### Problem to work on
Go through the data below and return each line where the string "edit" appears.

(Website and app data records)
===
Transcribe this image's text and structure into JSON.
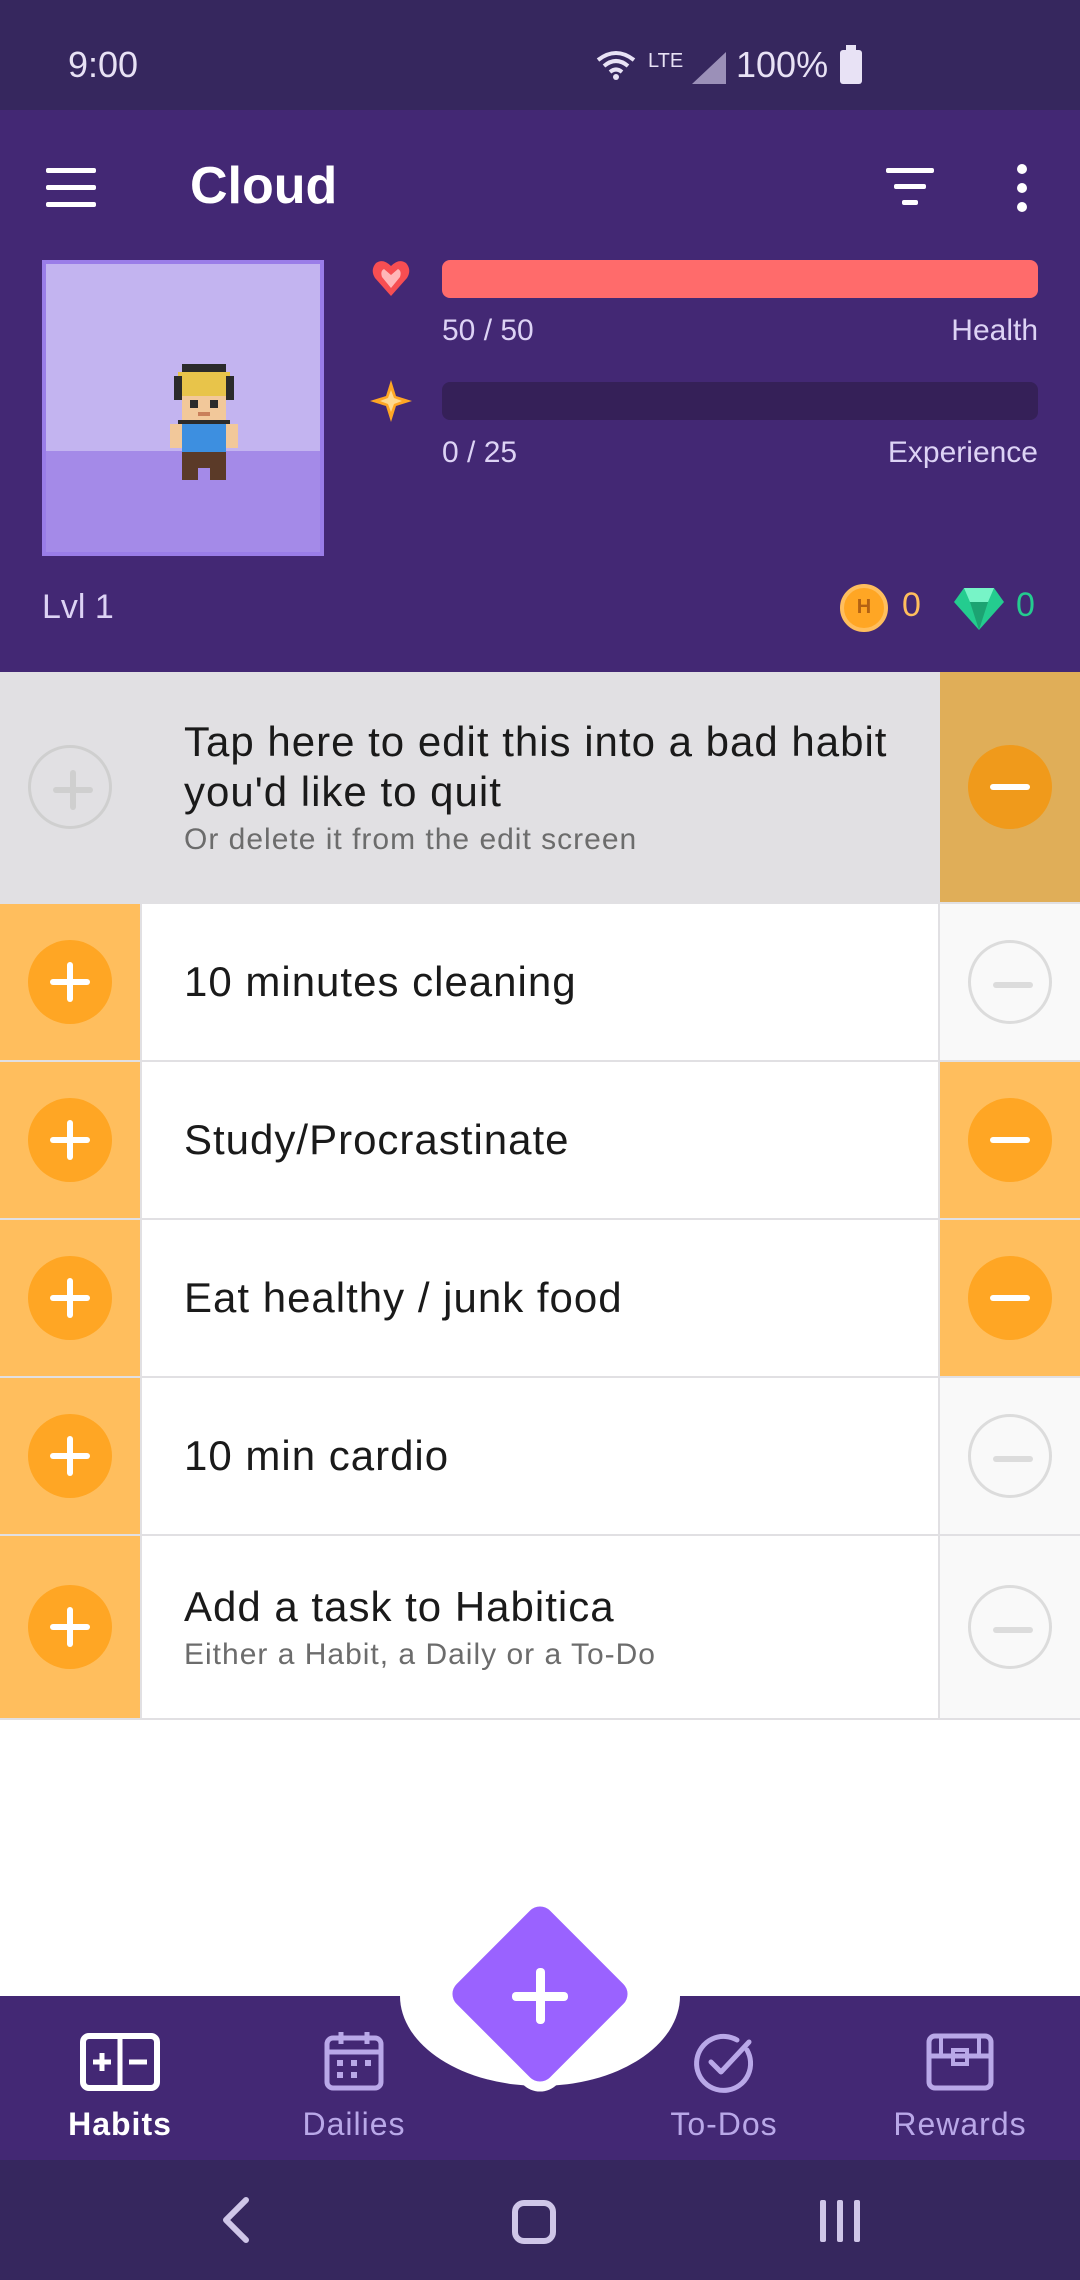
{
  "status_bar": {
    "time": "9:00",
    "network": "LTE",
    "battery": "100%"
  },
  "header": {
    "title": "Cloud",
    "health": {
      "value": "50 / 50",
      "label": "Health",
      "fraction": 1.0
    },
    "experience": {
      "value": "0 / 25",
      "label": "Experience",
      "fraction": 0.0
    },
    "level": "Lvl 1",
    "gold": "0",
    "gems": "0"
  },
  "habits": [
    {
      "title": "Tap here to edit this into a bad habit you'd like to quit",
      "notes": "Or delete it from the edit screen"
    },
    {
      "title": "10 minutes cleaning",
      "notes": ""
    },
    {
      "title": "Study/Procrastinate",
      "notes": ""
    },
    {
      "title": "Eat healthy / junk food",
      "notes": ""
    },
    {
      "title": "10 min cardio",
      "notes": ""
    },
    {
      "title": "Add a task to Habitica",
      "notes": "Either a Habit, a Daily or a To-Do"
    }
  ],
  "bottom_nav": {
    "habits": "Habits",
    "dailies": "Dailies",
    "todos": "To-Dos",
    "rewards": "Rewards"
  },
  "colors": {
    "header_purple": "#432874",
    "status_purple": "#36275e",
    "habit_orange": "#ffa624",
    "habit_orange_light": "#ffbe5d",
    "health_red": "#ff6b6b",
    "fab_purple": "#9a62ff",
    "gem_green": "#24cc8f"
  },
  "icons": {
    "menu": "hamburger-icon",
    "filter": "filter-icon",
    "more": "more-vertical-icon",
    "health": "heart-icon",
    "experience": "star-icon",
    "gold": "gold-coin-icon",
    "gems": "gem-icon"
  }
}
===
### Solution to this task
      "title": "Tap here to edit this into a bad habit you'd like to quit",
      "notes": "Or delete it from the edit screen"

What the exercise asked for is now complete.